There are a lot of ways to define native advertising. The most basic criteria for advertising to qualify as native is that the ad adopts the look and feel of the surrounding environment in which it is delivered.  There are different flavors beyond that. For example, content marketing could qualify as native advertising because it takes on the format and look of editorial content. However, not all of native advertising is content. Some types of native advertising are simply ads that adopt the look, feel and the same format as the content. But it is very clearly an ad and is not attempting to look like content per se.

OMD:  What type of metrics does Adaptly collect and how do you use them?

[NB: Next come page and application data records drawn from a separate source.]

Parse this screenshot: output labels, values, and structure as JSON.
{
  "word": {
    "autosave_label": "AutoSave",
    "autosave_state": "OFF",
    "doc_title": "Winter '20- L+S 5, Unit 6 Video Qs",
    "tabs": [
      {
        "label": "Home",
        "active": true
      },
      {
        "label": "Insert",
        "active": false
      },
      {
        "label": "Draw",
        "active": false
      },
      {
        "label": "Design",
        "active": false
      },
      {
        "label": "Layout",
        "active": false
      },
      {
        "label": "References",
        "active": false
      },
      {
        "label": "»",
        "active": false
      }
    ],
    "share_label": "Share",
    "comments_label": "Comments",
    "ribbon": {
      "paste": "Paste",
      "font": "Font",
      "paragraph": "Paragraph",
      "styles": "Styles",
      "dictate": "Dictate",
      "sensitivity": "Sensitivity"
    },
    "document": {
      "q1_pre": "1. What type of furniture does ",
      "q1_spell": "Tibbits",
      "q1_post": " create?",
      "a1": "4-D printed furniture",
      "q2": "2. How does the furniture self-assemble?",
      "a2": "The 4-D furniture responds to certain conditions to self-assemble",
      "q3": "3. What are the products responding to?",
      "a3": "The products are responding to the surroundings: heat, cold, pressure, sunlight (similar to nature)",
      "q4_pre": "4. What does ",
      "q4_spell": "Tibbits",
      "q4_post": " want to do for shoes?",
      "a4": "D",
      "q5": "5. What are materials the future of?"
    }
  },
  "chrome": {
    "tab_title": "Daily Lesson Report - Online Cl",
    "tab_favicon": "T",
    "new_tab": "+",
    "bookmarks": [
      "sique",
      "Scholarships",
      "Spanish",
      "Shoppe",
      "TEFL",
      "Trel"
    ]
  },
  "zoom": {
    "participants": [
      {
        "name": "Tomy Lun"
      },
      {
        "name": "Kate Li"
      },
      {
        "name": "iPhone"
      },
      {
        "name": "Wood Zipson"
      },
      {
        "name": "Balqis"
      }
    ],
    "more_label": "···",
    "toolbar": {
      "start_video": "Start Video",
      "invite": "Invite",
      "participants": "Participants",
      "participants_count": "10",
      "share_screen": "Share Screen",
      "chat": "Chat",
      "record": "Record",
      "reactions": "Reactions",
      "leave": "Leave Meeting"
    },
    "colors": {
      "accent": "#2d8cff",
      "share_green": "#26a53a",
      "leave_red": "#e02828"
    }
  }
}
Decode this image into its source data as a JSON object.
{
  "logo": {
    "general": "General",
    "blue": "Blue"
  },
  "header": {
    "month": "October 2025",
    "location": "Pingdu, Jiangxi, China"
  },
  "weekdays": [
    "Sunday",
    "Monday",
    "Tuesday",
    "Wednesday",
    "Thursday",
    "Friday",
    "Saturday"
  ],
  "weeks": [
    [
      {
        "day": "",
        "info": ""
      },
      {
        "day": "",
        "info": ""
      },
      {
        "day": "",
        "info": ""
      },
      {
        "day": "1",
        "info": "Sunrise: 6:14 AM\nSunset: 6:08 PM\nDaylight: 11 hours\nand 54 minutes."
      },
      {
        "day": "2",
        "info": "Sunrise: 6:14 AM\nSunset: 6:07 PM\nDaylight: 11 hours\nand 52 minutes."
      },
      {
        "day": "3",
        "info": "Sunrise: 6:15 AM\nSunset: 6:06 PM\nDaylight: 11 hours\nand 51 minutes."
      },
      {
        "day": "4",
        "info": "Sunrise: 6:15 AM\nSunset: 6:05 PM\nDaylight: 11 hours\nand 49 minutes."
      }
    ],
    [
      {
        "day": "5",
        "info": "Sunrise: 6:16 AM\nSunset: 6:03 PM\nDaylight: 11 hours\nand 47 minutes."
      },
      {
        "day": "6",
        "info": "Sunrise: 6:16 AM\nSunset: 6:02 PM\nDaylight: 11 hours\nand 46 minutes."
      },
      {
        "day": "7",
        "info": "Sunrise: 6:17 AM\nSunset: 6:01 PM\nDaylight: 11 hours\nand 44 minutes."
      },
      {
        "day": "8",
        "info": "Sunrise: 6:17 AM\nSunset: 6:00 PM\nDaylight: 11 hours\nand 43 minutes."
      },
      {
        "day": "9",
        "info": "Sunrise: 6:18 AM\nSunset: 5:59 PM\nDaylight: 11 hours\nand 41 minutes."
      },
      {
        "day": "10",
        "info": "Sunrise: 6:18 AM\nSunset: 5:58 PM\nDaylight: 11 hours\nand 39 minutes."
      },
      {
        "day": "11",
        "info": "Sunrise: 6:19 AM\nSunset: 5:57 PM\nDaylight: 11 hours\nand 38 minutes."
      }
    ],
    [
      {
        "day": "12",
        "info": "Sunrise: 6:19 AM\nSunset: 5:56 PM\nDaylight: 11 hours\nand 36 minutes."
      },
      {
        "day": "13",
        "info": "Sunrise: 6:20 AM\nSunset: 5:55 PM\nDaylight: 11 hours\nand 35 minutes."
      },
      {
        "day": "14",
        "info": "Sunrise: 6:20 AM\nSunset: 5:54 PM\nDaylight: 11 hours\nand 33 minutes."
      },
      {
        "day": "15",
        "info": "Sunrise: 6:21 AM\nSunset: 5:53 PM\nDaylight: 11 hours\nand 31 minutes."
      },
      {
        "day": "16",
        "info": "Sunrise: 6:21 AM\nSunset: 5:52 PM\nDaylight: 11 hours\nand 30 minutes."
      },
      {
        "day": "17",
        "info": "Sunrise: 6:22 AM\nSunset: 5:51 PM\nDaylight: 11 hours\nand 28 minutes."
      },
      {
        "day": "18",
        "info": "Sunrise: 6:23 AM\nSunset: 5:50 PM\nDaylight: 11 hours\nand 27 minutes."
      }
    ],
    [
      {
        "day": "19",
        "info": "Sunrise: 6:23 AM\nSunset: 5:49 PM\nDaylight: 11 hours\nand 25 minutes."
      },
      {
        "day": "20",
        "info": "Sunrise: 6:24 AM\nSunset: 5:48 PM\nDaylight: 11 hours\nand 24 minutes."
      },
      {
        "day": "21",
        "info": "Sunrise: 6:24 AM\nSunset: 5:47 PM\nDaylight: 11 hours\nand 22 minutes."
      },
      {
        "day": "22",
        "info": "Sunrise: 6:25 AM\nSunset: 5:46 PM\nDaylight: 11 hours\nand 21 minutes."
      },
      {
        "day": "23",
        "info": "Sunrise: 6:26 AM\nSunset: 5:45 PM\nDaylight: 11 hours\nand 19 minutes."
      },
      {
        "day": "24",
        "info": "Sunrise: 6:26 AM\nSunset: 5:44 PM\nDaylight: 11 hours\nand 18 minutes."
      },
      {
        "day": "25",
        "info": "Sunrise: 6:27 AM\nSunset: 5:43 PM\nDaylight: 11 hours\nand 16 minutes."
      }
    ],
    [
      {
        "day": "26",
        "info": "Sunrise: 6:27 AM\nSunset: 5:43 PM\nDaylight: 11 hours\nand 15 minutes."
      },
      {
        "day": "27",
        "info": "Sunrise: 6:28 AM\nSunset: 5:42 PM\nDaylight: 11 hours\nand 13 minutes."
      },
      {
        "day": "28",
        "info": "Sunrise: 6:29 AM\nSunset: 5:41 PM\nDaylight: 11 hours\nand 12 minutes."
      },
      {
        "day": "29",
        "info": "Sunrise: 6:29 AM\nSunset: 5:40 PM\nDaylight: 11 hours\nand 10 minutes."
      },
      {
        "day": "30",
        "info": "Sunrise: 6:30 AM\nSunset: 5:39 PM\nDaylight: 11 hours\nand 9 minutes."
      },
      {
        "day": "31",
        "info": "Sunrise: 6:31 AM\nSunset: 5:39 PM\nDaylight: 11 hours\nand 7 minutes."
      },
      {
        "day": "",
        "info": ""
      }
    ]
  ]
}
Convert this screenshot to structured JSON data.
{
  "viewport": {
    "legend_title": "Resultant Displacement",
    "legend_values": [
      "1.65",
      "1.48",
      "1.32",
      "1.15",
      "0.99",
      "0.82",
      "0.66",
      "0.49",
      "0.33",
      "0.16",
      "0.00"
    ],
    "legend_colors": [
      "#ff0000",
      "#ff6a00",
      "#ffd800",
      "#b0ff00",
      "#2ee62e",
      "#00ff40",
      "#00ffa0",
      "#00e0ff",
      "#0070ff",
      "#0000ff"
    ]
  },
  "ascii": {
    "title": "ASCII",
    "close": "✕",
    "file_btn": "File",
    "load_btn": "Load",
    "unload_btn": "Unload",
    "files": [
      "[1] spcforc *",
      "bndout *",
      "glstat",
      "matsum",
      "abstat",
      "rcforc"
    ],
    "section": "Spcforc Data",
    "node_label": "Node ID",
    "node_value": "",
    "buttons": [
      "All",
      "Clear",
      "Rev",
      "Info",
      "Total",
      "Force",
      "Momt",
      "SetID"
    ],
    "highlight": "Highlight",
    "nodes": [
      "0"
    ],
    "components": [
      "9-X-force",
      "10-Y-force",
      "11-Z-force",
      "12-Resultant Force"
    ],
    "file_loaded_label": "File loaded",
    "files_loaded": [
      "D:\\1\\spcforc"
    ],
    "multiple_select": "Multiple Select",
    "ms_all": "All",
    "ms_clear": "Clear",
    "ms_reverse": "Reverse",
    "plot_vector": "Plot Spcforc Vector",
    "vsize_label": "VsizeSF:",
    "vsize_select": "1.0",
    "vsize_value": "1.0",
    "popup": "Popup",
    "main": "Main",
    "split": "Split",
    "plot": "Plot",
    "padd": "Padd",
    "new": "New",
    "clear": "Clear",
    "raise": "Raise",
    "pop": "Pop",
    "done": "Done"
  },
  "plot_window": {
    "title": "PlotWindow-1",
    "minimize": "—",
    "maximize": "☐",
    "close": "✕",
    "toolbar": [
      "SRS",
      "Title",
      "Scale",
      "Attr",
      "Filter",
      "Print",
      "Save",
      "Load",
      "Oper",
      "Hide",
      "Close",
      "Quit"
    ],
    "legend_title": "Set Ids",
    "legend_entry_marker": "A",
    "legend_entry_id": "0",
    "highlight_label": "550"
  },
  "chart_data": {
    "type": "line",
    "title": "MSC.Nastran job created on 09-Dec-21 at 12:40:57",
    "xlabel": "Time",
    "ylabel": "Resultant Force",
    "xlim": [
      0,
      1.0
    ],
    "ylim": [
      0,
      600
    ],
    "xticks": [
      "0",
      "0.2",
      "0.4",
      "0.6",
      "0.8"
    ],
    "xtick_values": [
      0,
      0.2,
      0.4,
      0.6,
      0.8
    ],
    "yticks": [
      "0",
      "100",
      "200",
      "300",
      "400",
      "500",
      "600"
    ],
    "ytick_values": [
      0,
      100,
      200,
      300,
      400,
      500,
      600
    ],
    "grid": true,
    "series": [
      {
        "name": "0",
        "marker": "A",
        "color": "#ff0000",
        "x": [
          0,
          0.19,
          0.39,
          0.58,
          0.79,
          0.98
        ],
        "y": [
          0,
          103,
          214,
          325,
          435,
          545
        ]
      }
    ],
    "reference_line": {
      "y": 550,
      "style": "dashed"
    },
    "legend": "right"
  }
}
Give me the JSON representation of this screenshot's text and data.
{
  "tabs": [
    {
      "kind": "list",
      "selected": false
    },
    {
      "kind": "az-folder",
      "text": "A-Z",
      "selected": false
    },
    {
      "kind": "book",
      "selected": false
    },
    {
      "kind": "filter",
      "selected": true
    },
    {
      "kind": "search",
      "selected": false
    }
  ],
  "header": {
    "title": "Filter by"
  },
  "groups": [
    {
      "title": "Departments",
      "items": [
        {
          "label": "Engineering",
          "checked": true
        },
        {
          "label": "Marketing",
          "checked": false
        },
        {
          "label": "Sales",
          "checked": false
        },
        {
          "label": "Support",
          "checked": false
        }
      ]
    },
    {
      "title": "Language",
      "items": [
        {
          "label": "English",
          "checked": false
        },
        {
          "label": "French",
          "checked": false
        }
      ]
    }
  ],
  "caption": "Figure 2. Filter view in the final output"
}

We collect just about every possible marketing metric that is made available to us through our integrations with our publisher platforms. We consume every form of data, whether it is the number of ads that have been served, how many unique users the ad has reached or the types of engagement rates. In the case of platforms such as Facebook and Twitter, engagement data includes shares, likes and retweets. We’ll also take a look at response metrics and clickthroughs. Typically, we are also tracking backend metrics like conversions, sales and new customer acquisitions and the actual dollar value of transactions – in some cases both online and offline.

OMD: How do you account for viewability? 

Viewability is a still a fairly hot topic in the industry. However, it is a remnant of what I would call a “commodity media.” This is the display-advertising ecosystem for most traditional Web sites, where everything on the page is loaded at the exact same time – the content and the ads (or maybe the ads are loaded first).

Viewability is a question in those environments because the user may or may not actually scroll down to that ad. But the ad server might actually consider the ad as delivered, even though the ad has not been viewed or given the opportunity to be seen. With the platforms that Adaptly is integrating with, the ad is not served until it is scrolled into the newsfeed so there is no chance that the ads are not seen.

OMD: Can you give me some predictions for the media landscape over the next three to five years?

We will see a decline of commodity media where advertisers are forced to buy media across very standardized, very undifferentiated media properties, which have standardized for the purposes of ease and efficiencies and created marketplaces that make it very simple for buyers and sellers of media to interact.

At the same time, we will continue to see a proliferation of autonomous marketing platforms that act independent in creating their own systems, with their own delivery systems and their own advertising and media formats.

My second prediction is that the notion of paid, owned and earned which has been the holy trinity for the last three-to-five years in digital media will start to overload somewhat. We have already seen that delivering organic content across social networks has become increasingly difficult because there has been so much competition. We will start to see a real shift in focus as it becomes increasingly difficult to reach your audience on these social networks without using paid media.

The original article can be found on MediaPost.